To do –
Print out each entry below exactly; do not carry over any image.

Saved entries:
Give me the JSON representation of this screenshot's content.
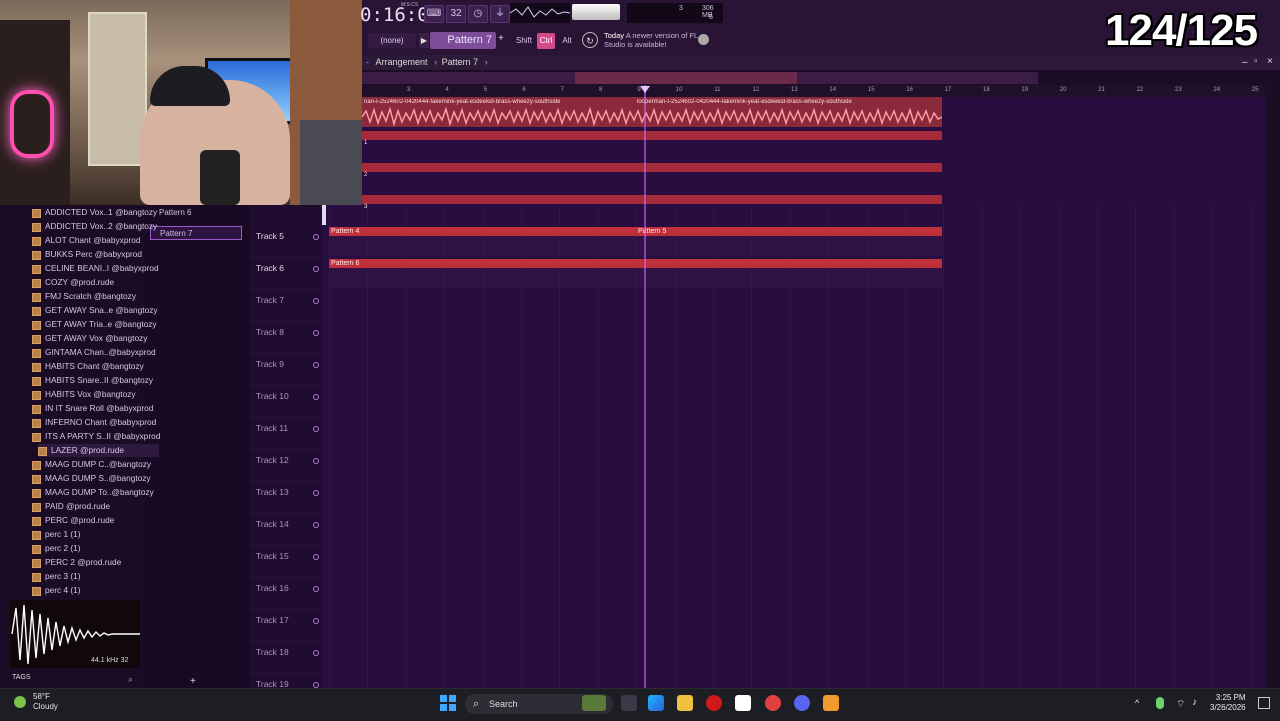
{
  "toolbar": {
    "time": "0:16:09",
    "time_unit": "M:S:CS",
    "none_select": "(none)",
    "pattern_select": "Pattern 7",
    "shift": "Shift",
    "ctrl": "Ctrl",
    "alt": "Alt",
    "cpu_readout": "3",
    "memory": "306 MB",
    "memory_sub": "6",
    "news_when": "Today",
    "news_text": "A newer version of FL Studio is available!"
  },
  "counter": "124/125",
  "breadcrumb": {
    "arrangement": "Arrangement",
    "pattern": "Pattern 7"
  },
  "ruler": [
    "3",
    "4",
    "5",
    "6",
    "7",
    "8",
    "9",
    "10",
    "11",
    "12",
    "13",
    "14",
    "15",
    "16",
    "17",
    "18",
    "19",
    "20",
    "21",
    "22",
    "23",
    "24",
    "25"
  ],
  "clips": {
    "audio_left": "nan-I-2524602-0420444-fakemink-yeat-esdeekid-brass-wheezy-southside",
    "audio_right": "looperman-I-2524602-0420444-fakemink-yeat-esdeekid-brass-wheezy-southside",
    "lane1": "1",
    "lane2": "2",
    "lane3": "3",
    "pattern4": "Pattern 4",
    "pattern5": "Pattern 5",
    "pattern6": "Pattern 6"
  },
  "tracks": [
    "Track 5",
    "Track 6",
    "Track 7",
    "Track 8",
    "Track 9",
    "Track 10",
    "Track 11",
    "Track 12",
    "Track 13",
    "Track 14",
    "Track 15",
    "Track 16",
    "Track 17",
    "Track 18",
    "Track 19"
  ],
  "picker": [
    "Pattern 6",
    "Pattern 7"
  ],
  "browser": [
    "ADDICTED Vox..1 @bangtozy",
    "ADDICTED Vox..2 @bangtozy",
    "ALOT Chant @babyxprod",
    "BUKKS Perc @babyxprod",
    "CELINE BEANI..I @babyxprod",
    "COZY @prod.rude",
    "FMJ Scratch @bangtozy",
    "GET AWAY Sna..e @bangtozy",
    "GET AWAY Tria..e @bangtozy",
    "GET AWAY Vox @bangtozy",
    "GINTAMA Chan..@babyxprod",
    "HABITS Chant @bangtozy",
    "HABITS Snare..II @bangtozy",
    "HABITS Vox @bangtozy",
    "IN IT Snare Roll @babyxprod",
    "INFERNO Chant @babyxprod",
    "ITS A PARTY S..II @babyxprod",
    "LAZER @prod.rude",
    "MAAG DUMP C..@bangtozy",
    "MAAG DUMP S..@bangtozy",
    "MAAG DUMP To..@bangtozy",
    "PAID @prod.rude",
    "PERC @prod.rude",
    "perc 1 (1)",
    "perc 2 (1)",
    "PERC 2 @prod.rude",
    "perc 3 (1)",
    "perc 4 (1)"
  ],
  "browser_footer": {
    "khz": "44.1 kHz 32",
    "tags": "TAGS"
  },
  "taskbar": {
    "temp": "58°F",
    "condition": "Cloudy",
    "search": "Search",
    "time": "3:25 PM",
    "date": "3/26/2026"
  }
}
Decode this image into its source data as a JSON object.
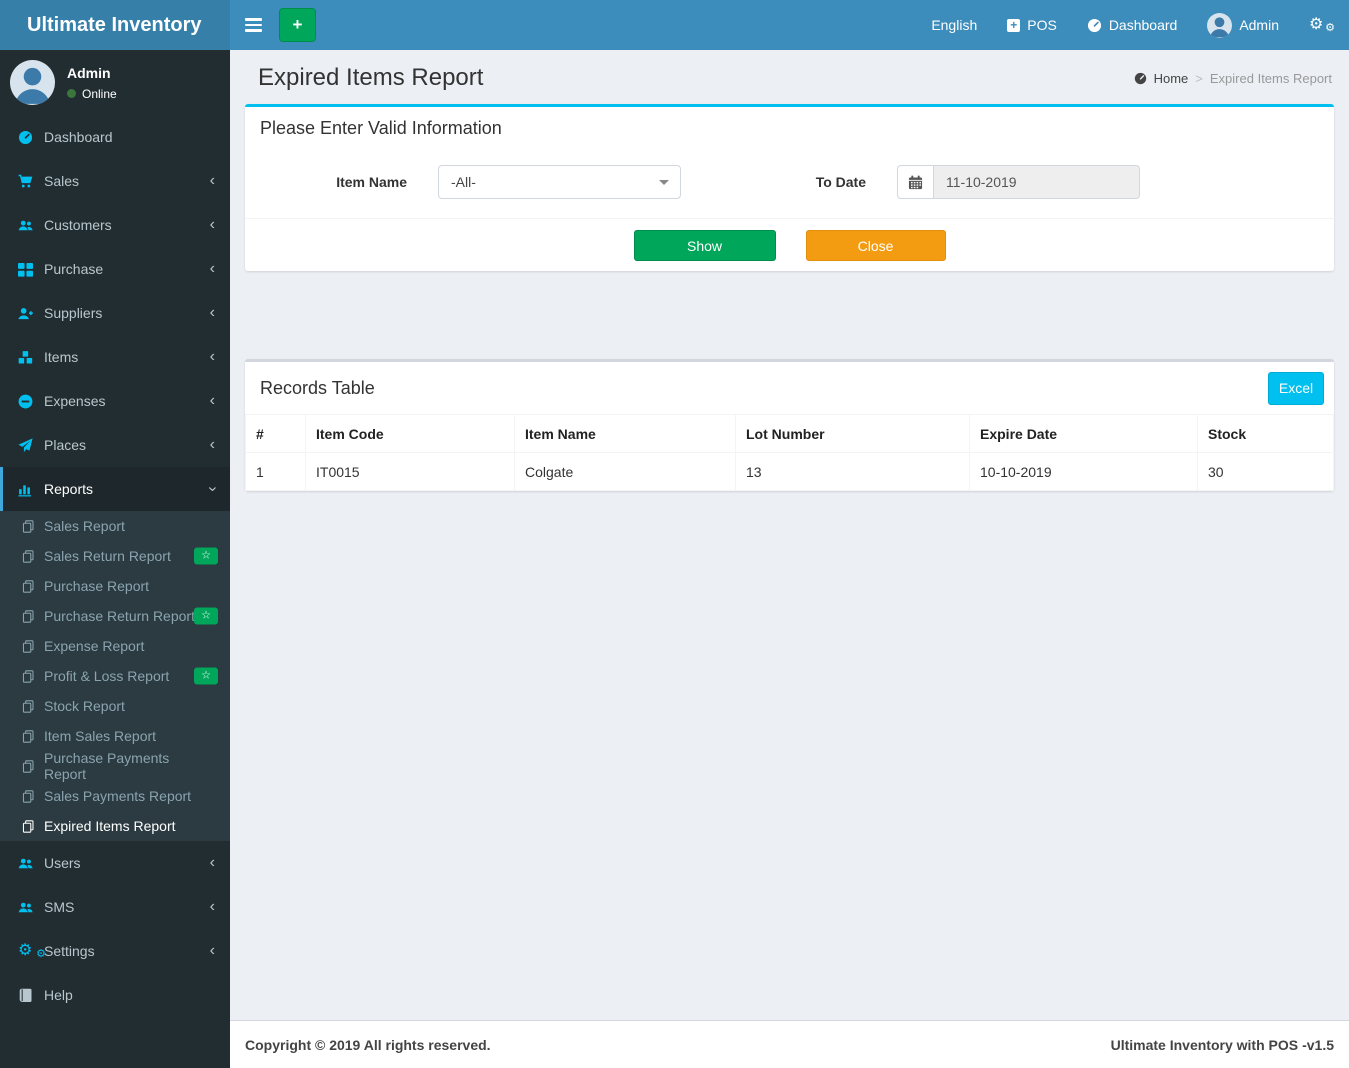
{
  "colors": {
    "navbar_bg": "#3c8dbc",
    "logo_bg": "#367fa9",
    "sidebar_bg": "#222d32",
    "submenu_bg": "#2c3b41",
    "sidebar_icon": "#00c0ef",
    "active_item_border": "#3fa7dc",
    "filter_panel_top_border": "#00c0ef",
    "green_button": "#00a65a",
    "orange_button": "#f39c12",
    "excel_button": "#00c0ef",
    "badge_green": "#00a65a",
    "content_bg": "#ecf0f5",
    "online_dot": "#3c763d"
  },
  "icons": {
    "star": "☆",
    "gears": "⚙",
    "plus": "+",
    "separator": ">"
  },
  "logo": {
    "title": "Ultimate Inventory"
  },
  "navbar": {
    "english": "English",
    "pos": "POS",
    "dashboard": "Dashboard",
    "user": "Admin"
  },
  "sidebar": {
    "user": {
      "name": "Admin",
      "status": "Online"
    },
    "menu": [
      {
        "label": "Dashboard"
      },
      {
        "label": "Sales"
      },
      {
        "label": "Customers"
      },
      {
        "label": "Purchase"
      },
      {
        "label": "Suppliers"
      },
      {
        "label": "Items"
      },
      {
        "label": "Expenses"
      },
      {
        "label": "Places"
      }
    ],
    "reports": {
      "label": "Reports",
      "submenu": [
        {
          "label": "Sales Report"
        },
        {
          "label": "Sales Return Report"
        },
        {
          "label": "Purchase Report"
        },
        {
          "label": "Purchase Return Report"
        },
        {
          "label": "Expense Report"
        },
        {
          "label": "Profit & Loss Report"
        },
        {
          "label": "Stock Report"
        },
        {
          "label": "Item Sales Report"
        },
        {
          "label": "Purchase Payments Report"
        },
        {
          "label": "Sales Payments Report"
        },
        {
          "label": "Expired Items Report"
        }
      ]
    },
    "menu_bottom": [
      {
        "label": "Users"
      },
      {
        "label": "SMS"
      },
      {
        "label": "Settings"
      },
      {
        "label": "Help"
      }
    ]
  },
  "page": {
    "title": "Expired Items Report",
    "breadcrumb": {
      "home": "Home",
      "current": "Expired Items Report"
    }
  },
  "filter_panel": {
    "header": "Please Enter Valid Information",
    "item_name_label": "Item Name",
    "item_name_value": "-All-",
    "to_date_label": "To Date",
    "to_date_value": "11-10-2019",
    "show_button": "Show",
    "close_button": "Close"
  },
  "records_panel": {
    "header": "Records Table",
    "excel_button": "Excel",
    "columns": [
      "#",
      "Item Code",
      "Item Name",
      "Lot Number",
      "Expire Date",
      "Stock"
    ],
    "rows": [
      [
        "1",
        "IT0015",
        "Colgate",
        "13",
        "10-10-2019",
        "30"
      ]
    ]
  },
  "footer": {
    "left": "Copyright © 2019 All rights reserved.",
    "right_brand": "Ultimate Inventory with POS",
    "right_version": "-v1.5"
  }
}
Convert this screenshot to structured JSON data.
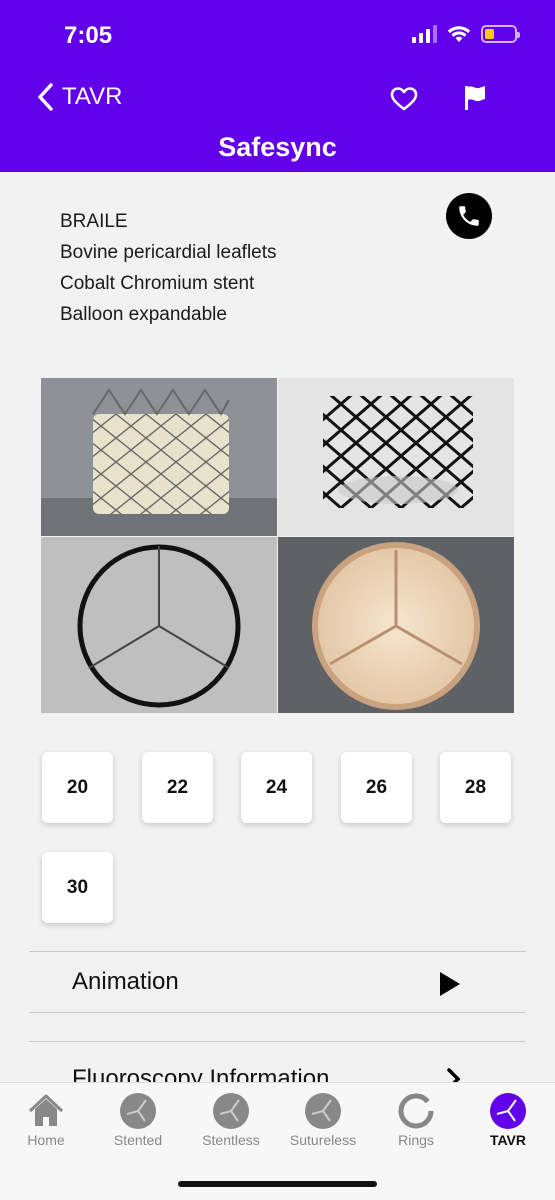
{
  "status_bar": {
    "time": "7:05"
  },
  "nav": {
    "back_label": "TAVR",
    "title": "Safesync"
  },
  "device_info": {
    "lines": [
      "BRAILE",
      "Bovine pericardial leaflets",
      "Cobalt Chromium stent",
      "Balloon expandable"
    ]
  },
  "sizes": [
    "20",
    "22",
    "24",
    "26",
    "28",
    "30"
  ],
  "rows": {
    "animation": "Animation",
    "fluoroscopy": "Fluoroscopy Information"
  },
  "tabs": [
    {
      "label": "Home",
      "icon": "home-icon"
    },
    {
      "label": "Stented",
      "icon": "stented-valve-icon"
    },
    {
      "label": "Stentless",
      "icon": "stentless-valve-icon"
    },
    {
      "label": "Sutureless",
      "icon": "sutureless-valve-icon"
    },
    {
      "label": "Rings",
      "icon": "ring-icon"
    },
    {
      "label": "TAVR",
      "icon": "tavr-icon",
      "active": true
    }
  ],
  "colors": {
    "brand": "#6200ea",
    "battery": "#ffcc00"
  }
}
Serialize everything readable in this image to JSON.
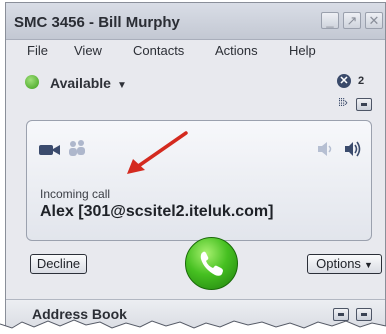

Response for this exercise –
Give me the JSON representation of this screenshot's content.
{
  "toolbar": {
    "time": "0:16:09",
    "time_unit": "M:S:CS",
    "none_select": "(none)",
    "pattern_select": "Pattern 7",
    "shift": "Shift",
    "ctrl": "Ctrl",
    "alt": "Alt",
    "cpu_readout": "3",
    "memory": "306 MB",
    "memory_sub": "6",
    "news_when": "Today",
    "news_text": "A newer version of FL Studio is available!"
  },
  "counter": "124/125",
  "breadcrumb": {
    "arrangement": "Arrangement",
    "pattern": "Pattern 7"
  },
  "ruler": [
    "3",
    "4",
    "5",
    "6",
    "7",
    "8",
    "9",
    "10",
    "11",
    "12",
    "13",
    "14",
    "15",
    "16",
    "17",
    "18",
    "19",
    "20",
    "21",
    "22",
    "23",
    "24",
    "25"
  ],
  "clips": {
    "audio_left": "nan-I-2524602-0420444-fakemink-yeat-esdeekid-brass-wheezy-southside",
    "audio_right": "looperman-I-2524602-0420444-fakemink-yeat-esdeekid-brass-wheezy-southside",
    "lane1": "1",
    "lane2": "2",
    "lane3": "3",
    "pattern4": "Pattern 4",
    "pattern5": "Pattern 5",
    "pattern6": "Pattern 6"
  },
  "tracks": [
    "Track 5",
    "Track 6",
    "Track 7",
    "Track 8",
    "Track 9",
    "Track 10",
    "Track 11",
    "Track 12",
    "Track 13",
    "Track 14",
    "Track 15",
    "Track 16",
    "Track 17",
    "Track 18",
    "Track 19"
  ],
  "picker": [
    "Pattern 6",
    "Pattern 7"
  ],
  "browser": [
    "ADDICTED Vox..1 @bangtozy",
    "ADDICTED Vox..2 @bangtozy",
    "ALOT Chant @babyxprod",
    "BUKKS Perc @babyxprod",
    "CELINE BEANI..I @babyxprod",
    "COZY @prod.rude",
    "FMJ Scratch @bangtozy",
    "GET AWAY Sna..e @bangtozy",
    "GET AWAY Tria..e @bangtozy",
    "GET AWAY Vox @bangtozy",
    "GINTAMA Chan..@babyxprod",
    "HABITS Chant @bangtozy",
    "HABITS Snare..II @bangtozy",
    "HABITS Vox @bangtozy",
    "IN IT Snare Roll @babyxprod",
    "INFERNO Chant @babyxprod",
    "ITS A PARTY S..II @babyxprod",
    "LAZER @prod.rude",
    "MAAG DUMP C..@bangtozy",
    "MAAG DUMP S..@bangtozy",
    "MAAG DUMP To..@bangtozy",
    "PAID @prod.rude",
    "PERC @prod.rude",
    "perc 1 (1)",
    "perc 2 (1)",
    "PERC 2 @prod.rude",
    "perc 3 (1)",
    "perc 4 (1)"
  ],
  "browser_footer": {
    "khz": "44.1 kHz 32",
    "tags": "TAGS"
  },
  "taskbar": {
    "temp": "58°F",
    "condition": "Cloudy",
    "search": "Search",
    "time": "3:25 PM",
    "date": "3/26/2026"
  }
}
Decode this image into its source data as a JSON object.
{
  "colors": {
    "navbar_bg": "#3c8dbc",
    "logo_bg": "#367fa9",
    "sidebar_bg": "#222d32",
    "submenu_bg": "#2c3b41",
    "sidebar_icon": "#00c0ef",
    "active_item_border": "#3fa7dc",
    "filter_panel_top_border": "#00c0ef",
    "green_button": "#00a65a",
    "orange_button": "#f39c12",
    "excel_button": "#00c0ef",
    "badge_green": "#00a65a",
    "content_bg": "#ecf0f5",
    "online_dot": "#3c763d"
  },
  "icons": {
    "star": "☆",
    "gears": "⚙",
    "plus": "+",
    "separator": ">"
  },
  "logo": {
    "title": "Ultimate Inventory"
  },
  "navbar": {
    "english": "English",
    "pos": "POS",
    "dashboard": "Dashboard",
    "user": "Admin"
  },
  "sidebar": {
    "user": {
      "name": "Admin",
      "status": "Online"
    },
    "menu": [
      {
        "label": "Dashboard"
      },
      {
        "label": "Sales"
      },
      {
        "label": "Customers"
      },
      {
        "label": "Purchase"
      },
      {
        "label": "Suppliers"
      },
      {
        "label": "Items"
      },
      {
        "label": "Expenses"
      },
      {
        "label": "Places"
      }
    ],
    "reports": {
      "label": "Reports",
      "submenu": [
        {
          "label": "Sales Report"
        },
        {
          "label": "Sales Return Report"
        },
        {
          "label": "Purchase Report"
        },
        {
          "label": "Purchase Return Report"
        },
        {
          "label": "Expense Report"
        },
        {
          "label": "Profit & Loss Report"
        },
        {
          "label": "Stock Report"
        },
        {
          "label": "Item Sales Report"
        },
        {
          "label": "Purchase Payments Report"
        },
        {
          "label": "Sales Payments Report"
        },
        {
          "label": "Expired Items Report"
        }
      ]
    },
    "menu_bottom": [
      {
        "label": "Users"
      },
      {
        "label": "SMS"
      },
      {
        "label": "Settings"
      },
      {
        "label": "Help"
      }
    ]
  },
  "page": {
    "title": "Expired Items Report",
    "breadcrumb": {
      "home": "Home",
      "current": "Expired Items Report"
    }
  },
  "filter_panel": {
    "header": "Please Enter Valid Information",
    "item_name_label": "Item Name",
    "item_name_value": "-All-",
    "to_date_label": "To Date",
    "to_date_value": "11-10-2019",
    "show_button": "Show",
    "close_button": "Close"
  },
  "records_panel": {
    "header": "Records Table",
    "excel_button": "Excel",
    "columns": [
      "#",
      "Item Code",
      "Item Name",
      "Lot Number",
      "Expire Date",
      "Stock"
    ],
    "rows": [
      [
        "1",
        "IT0015",
        "Colgate",
        "13",
        "10-10-2019",
        "30"
      ]
    ]
  },
  "footer": {
    "left": "Copyright © 2019 All rights reserved.",
    "right_brand": "Ultimate Inventory with POS",
    "right_version": "-v1.5"
  }
}
Convert this screenshot to structured JSON data.
{
  "status_bar": {
    "time": "7:05"
  },
  "nav": {
    "back_label": "TAVR",
    "title": "Safesync"
  },
  "device_info": {
    "lines": [
      "BRAILE",
      "Bovine pericardial leaflets",
      "Cobalt Chromium stent",
      "Balloon expandable"
    ]
  },
  "sizes": [
    "20",
    "22",
    "24",
    "26",
    "28",
    "30"
  ],
  "rows": {
    "animation": "Animation",
    "fluoroscopy": "Fluoroscopy Information"
  },
  "tabs": [
    {
      "label": "Home",
      "icon": "home-icon"
    },
    {
      "label": "Stented",
      "icon": "stented-valve-icon"
    },
    {
      "label": "Stentless",
      "icon": "stentless-valve-icon"
    },
    {
      "label": "Sutureless",
      "icon": "sutureless-valve-icon"
    },
    {
      "label": "Rings",
      "icon": "ring-icon"
    },
    {
      "label": "TAVR",
      "icon": "tavr-icon",
      "active": true
    }
  ],
  "colors": {
    "brand": "#6200ea",
    "battery": "#ffcc00"
  }
}
Serialize everything readable in this image to JSON.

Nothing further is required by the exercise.